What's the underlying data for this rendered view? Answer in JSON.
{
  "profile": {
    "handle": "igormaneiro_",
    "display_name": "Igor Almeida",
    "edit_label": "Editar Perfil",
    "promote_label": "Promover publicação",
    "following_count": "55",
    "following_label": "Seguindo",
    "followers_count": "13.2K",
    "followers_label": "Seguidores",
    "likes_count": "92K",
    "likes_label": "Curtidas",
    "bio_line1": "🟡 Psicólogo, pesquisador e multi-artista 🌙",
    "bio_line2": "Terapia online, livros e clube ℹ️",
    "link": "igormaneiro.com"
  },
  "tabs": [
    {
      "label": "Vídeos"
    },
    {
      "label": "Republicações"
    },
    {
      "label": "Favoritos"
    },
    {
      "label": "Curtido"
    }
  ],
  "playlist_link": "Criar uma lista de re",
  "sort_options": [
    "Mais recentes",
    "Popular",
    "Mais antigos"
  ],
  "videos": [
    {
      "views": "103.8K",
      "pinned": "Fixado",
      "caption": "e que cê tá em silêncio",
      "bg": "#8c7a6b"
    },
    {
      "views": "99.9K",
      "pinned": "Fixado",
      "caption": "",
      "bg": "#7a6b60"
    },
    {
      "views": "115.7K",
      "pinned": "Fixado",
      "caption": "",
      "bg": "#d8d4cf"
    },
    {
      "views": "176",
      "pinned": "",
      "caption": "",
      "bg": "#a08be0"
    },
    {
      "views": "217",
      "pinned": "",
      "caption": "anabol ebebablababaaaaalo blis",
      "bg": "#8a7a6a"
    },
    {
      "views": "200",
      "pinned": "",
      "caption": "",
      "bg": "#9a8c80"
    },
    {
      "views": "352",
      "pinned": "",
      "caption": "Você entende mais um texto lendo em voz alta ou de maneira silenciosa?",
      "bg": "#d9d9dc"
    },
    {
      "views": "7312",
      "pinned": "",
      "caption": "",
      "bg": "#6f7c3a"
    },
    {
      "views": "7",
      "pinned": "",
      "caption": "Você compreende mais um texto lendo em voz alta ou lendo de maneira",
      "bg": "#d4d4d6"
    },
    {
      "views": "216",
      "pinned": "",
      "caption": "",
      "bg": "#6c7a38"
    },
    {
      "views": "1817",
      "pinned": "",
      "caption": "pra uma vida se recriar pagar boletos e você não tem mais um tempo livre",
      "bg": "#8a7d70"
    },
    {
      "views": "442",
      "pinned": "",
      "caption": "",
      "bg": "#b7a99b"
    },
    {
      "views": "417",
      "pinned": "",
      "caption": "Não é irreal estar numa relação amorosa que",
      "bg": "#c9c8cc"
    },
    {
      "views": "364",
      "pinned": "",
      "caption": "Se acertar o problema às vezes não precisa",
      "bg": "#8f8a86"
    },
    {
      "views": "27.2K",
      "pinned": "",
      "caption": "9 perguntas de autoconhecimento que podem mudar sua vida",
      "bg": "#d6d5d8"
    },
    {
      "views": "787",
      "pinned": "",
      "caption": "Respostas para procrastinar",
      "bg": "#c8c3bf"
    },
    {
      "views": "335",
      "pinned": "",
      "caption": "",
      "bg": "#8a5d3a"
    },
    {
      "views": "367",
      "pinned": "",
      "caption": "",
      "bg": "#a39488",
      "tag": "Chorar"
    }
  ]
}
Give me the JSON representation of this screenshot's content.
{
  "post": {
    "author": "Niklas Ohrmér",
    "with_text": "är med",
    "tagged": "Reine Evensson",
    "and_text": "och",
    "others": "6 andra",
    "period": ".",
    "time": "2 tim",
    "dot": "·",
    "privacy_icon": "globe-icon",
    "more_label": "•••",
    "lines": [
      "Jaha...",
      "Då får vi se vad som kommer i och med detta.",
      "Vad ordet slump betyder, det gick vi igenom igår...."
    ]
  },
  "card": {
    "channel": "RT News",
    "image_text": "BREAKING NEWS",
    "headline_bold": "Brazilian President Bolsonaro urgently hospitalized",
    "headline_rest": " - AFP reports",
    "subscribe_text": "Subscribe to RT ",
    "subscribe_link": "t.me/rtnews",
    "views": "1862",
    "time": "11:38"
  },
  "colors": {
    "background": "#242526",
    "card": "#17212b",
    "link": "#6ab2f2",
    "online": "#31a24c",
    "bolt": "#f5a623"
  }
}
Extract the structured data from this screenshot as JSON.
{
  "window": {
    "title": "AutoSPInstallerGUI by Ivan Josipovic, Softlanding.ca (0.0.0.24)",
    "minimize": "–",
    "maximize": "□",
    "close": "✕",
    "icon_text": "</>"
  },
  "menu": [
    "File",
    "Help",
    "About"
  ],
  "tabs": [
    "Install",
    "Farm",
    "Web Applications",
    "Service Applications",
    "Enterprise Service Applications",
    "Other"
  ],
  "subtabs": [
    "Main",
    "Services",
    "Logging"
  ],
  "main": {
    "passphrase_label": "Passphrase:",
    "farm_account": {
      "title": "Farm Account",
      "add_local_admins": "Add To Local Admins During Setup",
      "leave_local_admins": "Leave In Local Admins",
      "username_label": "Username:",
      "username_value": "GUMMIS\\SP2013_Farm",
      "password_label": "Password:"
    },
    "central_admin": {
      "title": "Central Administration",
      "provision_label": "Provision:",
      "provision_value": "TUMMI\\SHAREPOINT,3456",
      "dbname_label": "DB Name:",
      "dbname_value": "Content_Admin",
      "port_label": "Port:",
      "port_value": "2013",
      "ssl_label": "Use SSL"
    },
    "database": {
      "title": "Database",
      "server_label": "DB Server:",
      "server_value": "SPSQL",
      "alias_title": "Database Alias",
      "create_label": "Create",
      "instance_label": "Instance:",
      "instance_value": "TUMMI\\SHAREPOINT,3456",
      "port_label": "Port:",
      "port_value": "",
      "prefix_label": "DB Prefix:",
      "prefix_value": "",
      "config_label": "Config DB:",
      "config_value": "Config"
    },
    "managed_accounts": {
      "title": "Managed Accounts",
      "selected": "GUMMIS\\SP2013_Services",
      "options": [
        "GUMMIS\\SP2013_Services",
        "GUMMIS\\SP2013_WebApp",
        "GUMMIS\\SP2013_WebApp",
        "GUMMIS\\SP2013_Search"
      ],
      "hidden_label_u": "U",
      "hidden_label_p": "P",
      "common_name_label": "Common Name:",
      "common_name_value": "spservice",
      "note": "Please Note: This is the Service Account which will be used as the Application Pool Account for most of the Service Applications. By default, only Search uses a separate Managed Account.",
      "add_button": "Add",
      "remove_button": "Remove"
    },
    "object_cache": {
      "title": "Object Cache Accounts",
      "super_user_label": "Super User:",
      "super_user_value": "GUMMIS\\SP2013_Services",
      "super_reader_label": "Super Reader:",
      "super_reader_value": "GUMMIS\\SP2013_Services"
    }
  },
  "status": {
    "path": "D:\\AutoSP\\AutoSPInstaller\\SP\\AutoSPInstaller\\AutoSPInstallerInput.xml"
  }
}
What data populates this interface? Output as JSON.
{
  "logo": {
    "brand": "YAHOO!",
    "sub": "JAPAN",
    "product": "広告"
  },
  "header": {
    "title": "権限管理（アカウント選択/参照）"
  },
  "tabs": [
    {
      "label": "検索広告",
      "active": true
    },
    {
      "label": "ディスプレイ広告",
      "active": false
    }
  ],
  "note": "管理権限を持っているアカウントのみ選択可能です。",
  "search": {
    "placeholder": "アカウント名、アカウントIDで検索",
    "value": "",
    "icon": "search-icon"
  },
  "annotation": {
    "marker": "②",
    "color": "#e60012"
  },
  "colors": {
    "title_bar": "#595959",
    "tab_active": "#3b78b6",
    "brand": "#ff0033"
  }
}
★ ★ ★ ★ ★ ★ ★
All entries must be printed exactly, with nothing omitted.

Reply:
What's the underlying data for this rendered view? Answer in JSON.
{
  "profile": {
    "handle": "igormaneiro_",
    "display_name": "Igor Almeida",
    "edit_label": "Editar Perfil",
    "promote_label": "Promover publicação",
    "following_count": "55",
    "following_label": "Seguindo",
    "followers_count": "13.2K",
    "followers_label": "Seguidores",
    "likes_count": "92K",
    "likes_label": "Curtidas",
    "bio_line1": "🟡 Psicólogo, pesquisador e multi-artista 🌙",
    "bio_line2": "Terapia online, livros e clube ℹ️",
    "link": "igormaneiro.com"
  },
  "tabs": [
    {
      "label": "Vídeos"
    },
    {
      "label": "Republicações"
    },
    {
      "label": "Favoritos"
    },
    {
      "label": "Curtido"
    }
  ],
  "playlist_link": "Criar uma lista de re",
  "sort_options": [
    "Mais recentes",
    "Popular",
    "Mais antigos"
  ],
  "videos": [
    {
      "views": "103.8K",
      "pinned": "Fixado",
      "caption": "e que cê tá em silêncio",
      "bg": "#8c7a6b"
    },
    {
      "views": "99.9K",
      "pinned": "Fixado",
      "caption": "",
      "bg": "#7a6b60"
    },
    {
      "views": "115.7K",
      "pinned": "Fixado",
      "caption": "",
      "bg": "#d8d4cf"
    },
    {
      "views": "176",
      "pinned": "",
      "caption": "",
      "bg": "#a08be0"
    },
    {
      "views": "217",
      "pinned": "",
      "caption": "anabol ebebablababaaaaalo blis",
      "bg": "#8a7a6a"
    },
    {
      "views": "200",
      "pinned": "",
      "caption": "",
      "bg": "#9a8c80"
    },
    {
      "views": "352",
      "pinned": "",
      "caption": "Você entende mais um texto lendo em voz alta ou de maneira silenciosa?",
      "bg": "#d9d9dc"
    },
    {
      "views": "7312",
      "pinned": "",
      "caption": "",
      "bg": "#6f7c3a"
    },
    {
      "views": "7",
      "pinned": "",
      "caption": "Você compreende mais um texto lendo em voz alta ou lendo de maneira",
      "bg": "#d4d4d6"
    },
    {
      "views": "216",
      "pinned": "",
      "caption": "",
      "bg": "#6c7a38"
    },
    {
      "views": "1817",
      "pinned": "",
      "caption": "pra uma vida se recriar pagar boletos e você não tem mais um tempo livre",
      "bg": "#8a7d70"
    },
    {
      "views": "442",
      "pinned": "",
      "caption": "",
      "bg": "#b7a99b"
    },
    {
      "views": "417",
      "pinned": "",
      "caption": "Não é irreal estar numa relação amorosa que",
      "bg": "#c9c8cc"
    },
    {
      "views": "364",
      "pinned": "",
      "caption": "Se acertar o problema às vezes não precisa",
      "bg": "#8f8a86"
    },
    {
      "views": "27.2K",
      "pinned": "",
      "caption": "9 perguntas de autoconhecimento que podem mudar sua vida",
      "bg": "#d6d5d8"
    },
    {
      "views": "787",
      "pinned": "",
      "caption": "Respostas para procrastinar",
      "bg": "#c8c3bf"
    },
    {
      "views": "335",
      "pinned": "",
      "caption": "",
      "bg": "#8a5d3a"
    },
    {
      "views": "367",
      "pinned": "",
      "caption": "",
      "bg": "#a39488",
      "tag": "Chorar"
    }
  ]
}
Give me the JSON representation of this screenshot's content.
{
  "post": {
    "author": "Niklas Ohrmér",
    "with_text": "är med",
    "tagged": "Reine Evensson",
    "and_text": "och",
    "others": "6 andra",
    "period": ".",
    "time": "2 tim",
    "dot": "·",
    "privacy_icon": "globe-icon",
    "more_label": "•••",
    "lines": [
      "Jaha...",
      "Då får vi se vad som kommer i och med detta.",
      "Vad ordet slump betyder, det gick vi igenom igår...."
    ]
  },
  "card": {
    "channel": "RT News",
    "image_text": "BREAKING NEWS",
    "headline_bold": "Brazilian President Bolsonaro urgently hospitalized",
    "headline_rest": " - AFP reports",
    "subscribe_text": "Subscribe to RT ",
    "subscribe_link": "t.me/rtnews",
    "views": "1862",
    "time": "11:38"
  },
  "colors": {
    "background": "#242526",
    "card": "#17212b",
    "link": "#6ab2f2",
    "online": "#31a24c",
    "bolt": "#f5a623"
  }
}
Extract the structured data from this screenshot as JSON.
{
  "window": {
    "title": "AutoSPInstallerGUI by Ivan Josipovic, Softlanding.ca (0.0.0.24)",
    "minimize": "–",
    "maximize": "□",
    "close": "✕",
    "icon_text": "</>"
  },
  "menu": [
    "File",
    "Help",
    "About"
  ],
  "tabs": [
    "Install",
    "Farm",
    "Web Applications",
    "Service Applications",
    "Enterprise Service Applications",
    "Other"
  ],
  "subtabs": [
    "Main",
    "Services",
    "Logging"
  ],
  "main": {
    "passphrase_label": "Passphrase:",
    "farm_account": {
      "title": "Farm Account",
      "add_local_admins": "Add To Local Admins During Setup",
      "leave_local_admins": "Leave In Local Admins",
      "username_label": "Username:",
      "username_value": "GUMMIS\\SP2013_Farm",
      "password_label": "Password:"
    },
    "central_admin": {
      "title": "Central Administration",
      "provision_label": "Provision:",
      "provision_value": "TUMMI\\SHAREPOINT,3456",
      "dbname_label": "DB Name:",
      "dbname_value": "Content_Admin",
      "port_label": "Port:",
      "port_value": "2013",
      "ssl_label": "Use SSL"
    },
    "database": {
      "title": "Database",
      "server_label": "DB Server:",
      "server_value": "SPSQL",
      "alias_title": "Database Alias",
      "create_label": "Create",
      "instance_label": "Instance:",
      "instance_value": "TUMMI\\SHAREPOINT,3456",
      "port_label": "Port:",
      "port_value": "",
      "prefix_label": "DB Prefix:",
      "prefix_value": "",
      "config_label": "Config DB:",
      "config_value": "Config"
    },
    "managed_accounts": {
      "title": "Managed Accounts",
      "selected": "GUMMIS\\SP2013_Services",
      "options": [
        "GUMMIS\\SP2013_Services",
        "GUMMIS\\SP2013_WebApp",
        "GUMMIS\\SP2013_WebApp",
        "GUMMIS\\SP2013_Search"
      ],
      "hidden_label_u": "U",
      "hidden_label_p": "P",
      "common_name_label": "Common Name:",
      "common_name_value": "spservice",
      "note": "Please Note: This is the Service Account which will be used as the Application Pool Account for most of the Service Applications. By default, only Search uses a separate Managed Account.",
      "add_button": "Add",
      "remove_button": "Remove"
    },
    "object_cache": {
      "title": "Object Cache Accounts",
      "super_user_label": "Super User:",
      "super_user_value": "GUMMIS\\SP2013_Services",
      "super_reader_label": "Super Reader:",
      "super_reader_value": "GUMMIS\\SP2013_Services"
    }
  },
  "status": {
    "path": "D:\\AutoSP\\AutoSPInstaller\\SP\\AutoSPInstaller\\AutoSPInstallerInput.xml"
  }
}
What data populates this interface? Output as JSON.
{
  "logo": {
    "brand": "YAHOO!",
    "sub": "JAPAN",
    "product": "広告"
  },
  "header": {
    "title": "権限管理（アカウント選択/参照）"
  },
  "tabs": [
    {
      "label": "検索広告",
      "active": true
    },
    {
      "label": "ディスプレイ広告",
      "active": false
    }
  ],
  "note": "管理権限を持っているアカウントのみ選択可能です。",
  "search": {
    "placeholder": "アカウント名、アカウントIDで検索",
    "value": "",
    "icon": "search-icon"
  },
  "annotation": {
    "marker": "②",
    "color": "#e60012"
  },
  "colors": {
    "title_bar": "#595959",
    "tab_active": "#3b78b6",
    "brand": "#ff0033"
  }
}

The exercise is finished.